Well it’s not the United States which didn’t rank in the top ten. If you’re looking for the ideal place where people have the most positive outlook on life then take a look at Europe. According to a new report released by the Organization for Economic Co-Operation and Development (OECD), people are the most happiest in European countries. Denmark, Finland and the Netherlands have the happiest people in the world followed by Sweden, Ireland, Canada, Switzerland, New Zealand, Norway and Belgium.
The report looked at subjective well-being, defined as life satisfaction. Did people feel like their lives were dominated by positive experiences and feelings, or negative ones?
To answer that question, the OECD used data from a Gallup World Poll conducted in 140 countries around the world last year. The poll asked respondents whether they had experienced six different forms of positive or negative feelings within the last day.

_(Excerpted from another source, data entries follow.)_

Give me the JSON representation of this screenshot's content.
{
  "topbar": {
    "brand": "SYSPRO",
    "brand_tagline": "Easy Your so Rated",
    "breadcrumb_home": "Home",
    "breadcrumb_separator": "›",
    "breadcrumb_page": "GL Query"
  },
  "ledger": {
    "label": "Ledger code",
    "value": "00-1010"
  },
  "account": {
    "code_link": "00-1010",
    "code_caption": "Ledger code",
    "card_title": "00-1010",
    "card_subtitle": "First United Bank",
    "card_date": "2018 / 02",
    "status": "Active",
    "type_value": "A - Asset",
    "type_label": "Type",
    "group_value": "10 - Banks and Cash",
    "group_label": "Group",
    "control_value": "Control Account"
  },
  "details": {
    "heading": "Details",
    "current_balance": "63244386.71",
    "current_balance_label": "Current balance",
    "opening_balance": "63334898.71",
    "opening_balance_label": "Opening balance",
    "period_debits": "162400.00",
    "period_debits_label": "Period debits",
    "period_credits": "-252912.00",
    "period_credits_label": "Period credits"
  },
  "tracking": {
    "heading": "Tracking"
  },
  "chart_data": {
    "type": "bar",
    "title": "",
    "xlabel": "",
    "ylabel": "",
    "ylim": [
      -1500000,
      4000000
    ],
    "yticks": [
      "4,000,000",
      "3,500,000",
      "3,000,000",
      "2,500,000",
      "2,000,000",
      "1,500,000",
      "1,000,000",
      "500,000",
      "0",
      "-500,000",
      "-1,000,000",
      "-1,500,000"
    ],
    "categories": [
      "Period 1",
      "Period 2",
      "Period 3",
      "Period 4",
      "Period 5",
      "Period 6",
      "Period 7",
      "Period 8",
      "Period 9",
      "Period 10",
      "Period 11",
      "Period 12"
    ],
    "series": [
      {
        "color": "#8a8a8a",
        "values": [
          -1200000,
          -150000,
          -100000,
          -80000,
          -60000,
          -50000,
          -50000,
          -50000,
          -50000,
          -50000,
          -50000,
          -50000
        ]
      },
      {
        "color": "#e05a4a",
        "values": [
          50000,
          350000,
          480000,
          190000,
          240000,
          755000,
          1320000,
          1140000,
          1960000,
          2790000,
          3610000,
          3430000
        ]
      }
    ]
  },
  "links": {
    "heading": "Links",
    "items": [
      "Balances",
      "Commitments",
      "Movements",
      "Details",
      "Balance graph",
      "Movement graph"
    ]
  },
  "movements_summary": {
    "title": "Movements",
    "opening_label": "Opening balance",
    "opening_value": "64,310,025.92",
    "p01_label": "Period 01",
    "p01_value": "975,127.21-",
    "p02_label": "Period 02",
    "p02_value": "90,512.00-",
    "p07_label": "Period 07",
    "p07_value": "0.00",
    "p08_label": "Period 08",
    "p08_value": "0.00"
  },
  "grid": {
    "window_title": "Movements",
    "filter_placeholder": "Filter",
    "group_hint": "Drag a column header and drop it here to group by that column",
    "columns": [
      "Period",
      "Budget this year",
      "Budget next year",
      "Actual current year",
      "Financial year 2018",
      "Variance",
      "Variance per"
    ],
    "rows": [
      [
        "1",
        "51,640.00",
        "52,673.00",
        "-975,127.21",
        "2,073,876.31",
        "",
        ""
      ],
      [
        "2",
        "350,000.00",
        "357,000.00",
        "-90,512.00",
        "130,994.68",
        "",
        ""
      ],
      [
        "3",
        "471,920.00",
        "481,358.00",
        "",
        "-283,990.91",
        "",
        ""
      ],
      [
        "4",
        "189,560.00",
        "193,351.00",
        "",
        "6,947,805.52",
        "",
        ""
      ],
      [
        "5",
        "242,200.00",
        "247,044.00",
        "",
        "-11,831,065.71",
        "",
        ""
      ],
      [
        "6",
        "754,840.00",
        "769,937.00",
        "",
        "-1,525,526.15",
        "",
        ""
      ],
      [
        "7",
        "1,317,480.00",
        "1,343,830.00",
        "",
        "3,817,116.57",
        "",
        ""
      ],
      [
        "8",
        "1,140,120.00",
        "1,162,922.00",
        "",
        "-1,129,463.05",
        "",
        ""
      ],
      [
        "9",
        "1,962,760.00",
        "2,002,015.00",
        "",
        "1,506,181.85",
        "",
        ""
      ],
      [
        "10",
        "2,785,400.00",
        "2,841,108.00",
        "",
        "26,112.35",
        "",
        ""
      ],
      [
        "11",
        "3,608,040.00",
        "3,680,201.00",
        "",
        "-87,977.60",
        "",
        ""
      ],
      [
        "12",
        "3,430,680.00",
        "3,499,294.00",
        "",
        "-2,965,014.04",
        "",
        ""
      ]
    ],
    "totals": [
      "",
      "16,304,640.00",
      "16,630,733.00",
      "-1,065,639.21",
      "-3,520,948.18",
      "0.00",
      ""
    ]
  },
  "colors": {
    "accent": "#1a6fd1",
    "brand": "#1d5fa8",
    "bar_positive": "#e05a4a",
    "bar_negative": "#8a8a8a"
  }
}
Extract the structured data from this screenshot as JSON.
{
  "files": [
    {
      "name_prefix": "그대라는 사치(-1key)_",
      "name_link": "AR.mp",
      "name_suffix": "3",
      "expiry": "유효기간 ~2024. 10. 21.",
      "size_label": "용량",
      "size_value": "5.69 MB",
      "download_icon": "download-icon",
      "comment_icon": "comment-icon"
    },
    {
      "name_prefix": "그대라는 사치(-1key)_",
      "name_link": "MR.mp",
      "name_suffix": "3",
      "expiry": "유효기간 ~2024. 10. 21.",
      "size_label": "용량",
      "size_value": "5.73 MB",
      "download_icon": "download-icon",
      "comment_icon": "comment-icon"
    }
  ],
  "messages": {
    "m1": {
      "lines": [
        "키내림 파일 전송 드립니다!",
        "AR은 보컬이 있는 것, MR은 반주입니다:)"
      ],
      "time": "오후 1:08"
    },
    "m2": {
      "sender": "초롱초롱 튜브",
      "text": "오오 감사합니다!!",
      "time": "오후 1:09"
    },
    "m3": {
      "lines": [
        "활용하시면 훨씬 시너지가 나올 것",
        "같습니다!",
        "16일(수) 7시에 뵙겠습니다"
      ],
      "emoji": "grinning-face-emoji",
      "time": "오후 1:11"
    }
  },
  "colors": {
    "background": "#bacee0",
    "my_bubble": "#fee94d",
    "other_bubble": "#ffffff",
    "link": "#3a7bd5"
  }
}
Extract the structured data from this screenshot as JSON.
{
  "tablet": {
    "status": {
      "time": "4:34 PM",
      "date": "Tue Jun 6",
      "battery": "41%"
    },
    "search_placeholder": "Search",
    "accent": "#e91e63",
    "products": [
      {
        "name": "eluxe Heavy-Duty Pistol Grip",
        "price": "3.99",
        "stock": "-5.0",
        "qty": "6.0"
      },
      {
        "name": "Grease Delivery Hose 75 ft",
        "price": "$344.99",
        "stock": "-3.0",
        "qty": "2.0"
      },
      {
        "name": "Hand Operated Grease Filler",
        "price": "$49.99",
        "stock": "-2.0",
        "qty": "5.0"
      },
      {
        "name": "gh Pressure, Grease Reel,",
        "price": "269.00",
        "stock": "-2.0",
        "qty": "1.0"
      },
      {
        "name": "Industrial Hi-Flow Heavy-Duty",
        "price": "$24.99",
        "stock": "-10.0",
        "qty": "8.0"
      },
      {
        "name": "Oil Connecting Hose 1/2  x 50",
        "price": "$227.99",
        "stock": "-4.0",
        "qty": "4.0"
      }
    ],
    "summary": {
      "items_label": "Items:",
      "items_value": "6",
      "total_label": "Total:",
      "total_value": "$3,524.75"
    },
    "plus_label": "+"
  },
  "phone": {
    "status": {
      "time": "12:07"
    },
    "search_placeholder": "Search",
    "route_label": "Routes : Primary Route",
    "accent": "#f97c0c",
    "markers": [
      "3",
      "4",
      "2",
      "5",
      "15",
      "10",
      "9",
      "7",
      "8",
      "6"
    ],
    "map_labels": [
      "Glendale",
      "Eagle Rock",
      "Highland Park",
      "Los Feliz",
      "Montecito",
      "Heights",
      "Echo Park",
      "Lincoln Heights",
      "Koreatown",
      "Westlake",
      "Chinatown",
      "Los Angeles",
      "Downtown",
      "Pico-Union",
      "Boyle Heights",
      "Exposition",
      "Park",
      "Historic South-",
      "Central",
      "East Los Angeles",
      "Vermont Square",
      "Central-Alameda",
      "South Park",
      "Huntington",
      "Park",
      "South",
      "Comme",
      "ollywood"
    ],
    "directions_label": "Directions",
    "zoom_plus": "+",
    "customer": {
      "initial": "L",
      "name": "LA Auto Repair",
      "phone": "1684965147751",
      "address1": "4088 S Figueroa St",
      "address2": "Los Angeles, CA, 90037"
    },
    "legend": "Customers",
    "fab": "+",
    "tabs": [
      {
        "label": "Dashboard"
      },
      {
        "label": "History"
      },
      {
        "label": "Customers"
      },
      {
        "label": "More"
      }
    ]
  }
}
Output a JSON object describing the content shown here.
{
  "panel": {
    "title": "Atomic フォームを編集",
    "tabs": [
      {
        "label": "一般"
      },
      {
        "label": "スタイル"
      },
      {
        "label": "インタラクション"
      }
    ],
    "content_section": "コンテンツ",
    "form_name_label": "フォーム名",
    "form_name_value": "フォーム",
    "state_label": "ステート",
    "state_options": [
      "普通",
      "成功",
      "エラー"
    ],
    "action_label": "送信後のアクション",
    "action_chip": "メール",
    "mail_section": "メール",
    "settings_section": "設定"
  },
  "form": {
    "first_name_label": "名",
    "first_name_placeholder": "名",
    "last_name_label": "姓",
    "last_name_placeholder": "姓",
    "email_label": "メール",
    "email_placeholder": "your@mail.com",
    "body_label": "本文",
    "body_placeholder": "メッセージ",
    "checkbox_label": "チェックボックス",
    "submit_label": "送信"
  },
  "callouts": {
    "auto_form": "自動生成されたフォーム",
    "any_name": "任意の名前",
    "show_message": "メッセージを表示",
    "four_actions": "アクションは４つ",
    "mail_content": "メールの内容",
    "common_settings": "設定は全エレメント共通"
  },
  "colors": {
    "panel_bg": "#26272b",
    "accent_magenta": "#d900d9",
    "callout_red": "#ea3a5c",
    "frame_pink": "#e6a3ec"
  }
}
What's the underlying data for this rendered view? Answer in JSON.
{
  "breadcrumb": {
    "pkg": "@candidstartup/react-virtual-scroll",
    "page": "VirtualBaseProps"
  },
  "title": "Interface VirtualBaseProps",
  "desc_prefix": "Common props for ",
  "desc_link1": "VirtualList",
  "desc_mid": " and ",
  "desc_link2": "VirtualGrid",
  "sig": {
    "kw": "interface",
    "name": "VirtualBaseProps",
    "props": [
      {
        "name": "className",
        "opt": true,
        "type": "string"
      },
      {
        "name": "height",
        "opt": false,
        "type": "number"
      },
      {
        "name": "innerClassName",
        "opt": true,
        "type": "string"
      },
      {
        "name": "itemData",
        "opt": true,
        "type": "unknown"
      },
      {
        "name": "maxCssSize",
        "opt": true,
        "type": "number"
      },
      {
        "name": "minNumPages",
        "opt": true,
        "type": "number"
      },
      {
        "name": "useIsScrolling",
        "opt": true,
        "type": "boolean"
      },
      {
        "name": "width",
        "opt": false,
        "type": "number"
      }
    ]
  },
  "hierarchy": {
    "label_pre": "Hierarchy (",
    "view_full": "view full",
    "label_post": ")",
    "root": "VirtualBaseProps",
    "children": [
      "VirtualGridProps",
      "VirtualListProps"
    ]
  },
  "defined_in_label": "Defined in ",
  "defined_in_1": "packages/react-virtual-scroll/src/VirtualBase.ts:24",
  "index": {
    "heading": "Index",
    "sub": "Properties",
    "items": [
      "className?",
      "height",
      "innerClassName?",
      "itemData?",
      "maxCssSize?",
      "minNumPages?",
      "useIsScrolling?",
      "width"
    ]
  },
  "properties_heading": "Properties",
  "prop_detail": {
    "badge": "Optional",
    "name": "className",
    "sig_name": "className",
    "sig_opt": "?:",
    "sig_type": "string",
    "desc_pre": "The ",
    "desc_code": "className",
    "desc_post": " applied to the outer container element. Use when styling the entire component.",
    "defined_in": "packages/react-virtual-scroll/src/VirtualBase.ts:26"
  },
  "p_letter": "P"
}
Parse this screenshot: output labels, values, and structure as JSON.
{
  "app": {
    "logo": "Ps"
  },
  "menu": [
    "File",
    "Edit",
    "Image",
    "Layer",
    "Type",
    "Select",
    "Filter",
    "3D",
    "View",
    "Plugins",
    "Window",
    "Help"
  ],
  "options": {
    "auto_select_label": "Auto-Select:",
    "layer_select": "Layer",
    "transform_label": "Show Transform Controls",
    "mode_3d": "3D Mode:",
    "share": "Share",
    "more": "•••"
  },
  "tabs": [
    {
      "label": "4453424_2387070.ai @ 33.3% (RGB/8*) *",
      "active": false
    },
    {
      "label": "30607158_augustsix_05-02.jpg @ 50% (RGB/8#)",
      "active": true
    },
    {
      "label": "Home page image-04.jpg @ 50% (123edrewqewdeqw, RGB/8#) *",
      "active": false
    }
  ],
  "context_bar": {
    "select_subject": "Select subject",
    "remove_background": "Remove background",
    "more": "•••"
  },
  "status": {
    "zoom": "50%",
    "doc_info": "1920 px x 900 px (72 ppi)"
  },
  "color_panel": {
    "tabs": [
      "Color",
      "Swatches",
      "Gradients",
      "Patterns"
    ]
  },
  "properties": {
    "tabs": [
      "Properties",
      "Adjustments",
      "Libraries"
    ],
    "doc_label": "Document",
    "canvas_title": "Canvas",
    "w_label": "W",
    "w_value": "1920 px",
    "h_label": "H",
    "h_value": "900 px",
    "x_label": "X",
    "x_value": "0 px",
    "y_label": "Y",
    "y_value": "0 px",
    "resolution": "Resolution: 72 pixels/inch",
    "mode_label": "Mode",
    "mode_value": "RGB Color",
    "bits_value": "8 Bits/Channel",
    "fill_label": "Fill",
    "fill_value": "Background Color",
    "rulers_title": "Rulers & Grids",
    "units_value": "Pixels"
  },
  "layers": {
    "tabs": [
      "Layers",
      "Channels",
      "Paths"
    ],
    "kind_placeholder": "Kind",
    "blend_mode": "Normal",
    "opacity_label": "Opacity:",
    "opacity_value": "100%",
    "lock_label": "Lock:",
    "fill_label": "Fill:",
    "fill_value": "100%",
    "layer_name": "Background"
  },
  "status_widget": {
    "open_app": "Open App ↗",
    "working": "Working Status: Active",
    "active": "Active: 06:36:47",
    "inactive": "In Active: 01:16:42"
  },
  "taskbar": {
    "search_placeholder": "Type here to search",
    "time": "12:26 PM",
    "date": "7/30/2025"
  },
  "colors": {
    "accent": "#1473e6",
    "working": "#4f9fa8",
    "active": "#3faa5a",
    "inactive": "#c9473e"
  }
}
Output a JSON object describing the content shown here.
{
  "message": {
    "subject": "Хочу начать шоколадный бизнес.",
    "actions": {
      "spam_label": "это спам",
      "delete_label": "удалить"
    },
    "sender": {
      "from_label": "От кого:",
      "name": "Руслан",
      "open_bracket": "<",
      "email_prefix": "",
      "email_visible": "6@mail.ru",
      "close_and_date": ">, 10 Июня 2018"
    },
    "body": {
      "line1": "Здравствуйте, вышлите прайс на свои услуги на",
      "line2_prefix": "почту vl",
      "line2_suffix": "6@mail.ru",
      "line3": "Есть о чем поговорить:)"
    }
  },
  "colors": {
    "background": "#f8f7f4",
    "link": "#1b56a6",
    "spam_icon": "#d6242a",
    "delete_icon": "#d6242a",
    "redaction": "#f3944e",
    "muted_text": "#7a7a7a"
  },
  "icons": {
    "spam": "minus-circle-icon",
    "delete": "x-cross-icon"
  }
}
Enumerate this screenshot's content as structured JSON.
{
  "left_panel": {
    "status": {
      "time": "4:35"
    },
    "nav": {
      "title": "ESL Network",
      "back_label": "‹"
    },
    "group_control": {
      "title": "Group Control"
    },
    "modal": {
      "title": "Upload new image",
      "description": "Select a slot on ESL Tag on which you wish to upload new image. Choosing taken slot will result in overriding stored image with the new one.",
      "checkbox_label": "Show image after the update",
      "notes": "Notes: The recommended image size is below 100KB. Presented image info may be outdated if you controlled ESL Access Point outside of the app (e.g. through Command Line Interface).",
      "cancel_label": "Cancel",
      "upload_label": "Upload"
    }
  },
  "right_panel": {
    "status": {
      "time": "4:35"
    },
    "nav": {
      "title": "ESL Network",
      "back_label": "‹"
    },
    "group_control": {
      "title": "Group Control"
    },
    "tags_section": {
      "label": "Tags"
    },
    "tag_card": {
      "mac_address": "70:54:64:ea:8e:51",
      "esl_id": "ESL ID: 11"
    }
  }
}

Some sample questions: Did you enjoy something you did yesterday? Were you proud of something you did yesterday? Did you learn something yesterday? Were you treated with respect yesterday? In each country, a representative sample of no more than 1,000 people, age 15 or older, were surveyed. The poll was scored numerically on a scale of 1-100. The average score was 62.4.
Even though the current economic crisis is worldwide, the top scoring countries still boast some of the highest gross domestic product (GDP) per capita in the world.
Another factor in the study was work life balance. While countries such as Denmark with a high score of 90.1 boast a high GDP per capita of $68,000, the average workweek in that part of the world is no more than 37 hours. But in countries such as China which received a low score of just 14.8, the workweek is 47 hours and the GDP per capita is just $3,600.